History repeats itself but some people hardly take any lesson from it.
The Patna Medical College and Hospital administration seems to have done little about ensuring safety of newborns there even after a baby was stolen from the admission ward of the gynaecology department building on New Year’s Eve.
This is what The Telegraph found after visiting the health hub on Thursday.
Where: Entrance to the gynaecology department building
What we saw: Guards deployed there neither asked this correspondent once to show her identity card nor did they ask whom to meet. They rather helped to open the door of the admission ward
What we heard: What we heard: “When I went outside the building around 11.45pm on Wednesday night to bring medicine for my patient, I found all the security guards sleeping at their places,” said Archana Mishra, an attendant of a patient in the maternity ward and a resident of Fatuha
Where: Admission ward, where pregnant women are kept before Caesarean and normal deliveries. One has to enter this ward to go to maternity ward where women are shifted with their newborns after delivery
What we saw: Even after entering admission ward, the lady doctor as well as junior doctors and nurses did not ask this correspondent why she had entered the ward when they were treating an emergency case. The condition of a pregnant lady had become serious and the lady doctor along with some juniors were attending to the patient
What we heard: “For Tuesday’s incident, you can’t blame the hospital administration. The woman handed over the newborn to some unknown people in the ward and they stole the baby. Why did she hand over the baby to some unknown person? It was her fault. There are security guards in the hospital but they cannot look after every patient. Patients and their attendants also have to understand their responsibility,” said a junior doctor, who did not wish to be named.
Where: Maternity ward. This correspondent visited different rooms, including special cabin rooms (where newborns are shifted with their mothers), labour room and intensive care unit
What we saw: No security guard. Maids present inside the maternity ward are hardly bothered about anybody’s entry in the ward
What we heard: “Why the PMCH authorities can’t issue passes for attendants of patients to strengthen the security arrangements?” said Malti Devi, 65, an attendant of a patient in the room D-2 (where Tuesday’s incident took place)

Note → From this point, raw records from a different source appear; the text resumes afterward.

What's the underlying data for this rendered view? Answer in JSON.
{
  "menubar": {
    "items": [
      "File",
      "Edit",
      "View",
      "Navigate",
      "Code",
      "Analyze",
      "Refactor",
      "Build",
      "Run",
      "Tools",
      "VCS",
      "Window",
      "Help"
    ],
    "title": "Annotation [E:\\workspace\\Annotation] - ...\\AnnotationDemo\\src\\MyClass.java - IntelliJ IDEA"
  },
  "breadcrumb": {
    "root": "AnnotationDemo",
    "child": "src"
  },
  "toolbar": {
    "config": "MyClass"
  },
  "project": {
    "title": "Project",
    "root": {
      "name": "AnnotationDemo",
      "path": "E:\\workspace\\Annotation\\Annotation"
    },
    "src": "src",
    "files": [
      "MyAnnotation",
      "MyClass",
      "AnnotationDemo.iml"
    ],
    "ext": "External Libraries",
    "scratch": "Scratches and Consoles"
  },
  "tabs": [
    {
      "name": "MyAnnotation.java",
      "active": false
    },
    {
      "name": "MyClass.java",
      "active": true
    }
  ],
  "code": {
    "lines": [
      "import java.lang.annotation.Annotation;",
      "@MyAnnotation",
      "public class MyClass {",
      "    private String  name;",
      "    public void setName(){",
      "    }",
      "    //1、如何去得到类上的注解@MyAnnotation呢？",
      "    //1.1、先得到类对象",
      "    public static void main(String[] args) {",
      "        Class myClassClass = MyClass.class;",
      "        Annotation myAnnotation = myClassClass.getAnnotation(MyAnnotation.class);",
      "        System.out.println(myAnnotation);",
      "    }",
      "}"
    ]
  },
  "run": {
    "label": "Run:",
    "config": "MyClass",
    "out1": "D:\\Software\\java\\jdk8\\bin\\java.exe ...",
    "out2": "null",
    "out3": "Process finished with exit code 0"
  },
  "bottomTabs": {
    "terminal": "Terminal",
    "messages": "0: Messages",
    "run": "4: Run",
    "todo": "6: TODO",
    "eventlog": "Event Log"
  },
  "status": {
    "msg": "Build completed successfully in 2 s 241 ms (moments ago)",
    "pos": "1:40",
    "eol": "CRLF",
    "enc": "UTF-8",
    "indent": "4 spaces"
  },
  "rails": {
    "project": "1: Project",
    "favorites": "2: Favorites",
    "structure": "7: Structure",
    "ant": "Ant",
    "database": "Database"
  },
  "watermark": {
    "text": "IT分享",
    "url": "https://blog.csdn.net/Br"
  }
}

Officialspeak: “Due to some reasons, we could not renew the entry pass system but we would reintroduce it from January 26,” Bimal Karak, deputy superintendent, PMCH.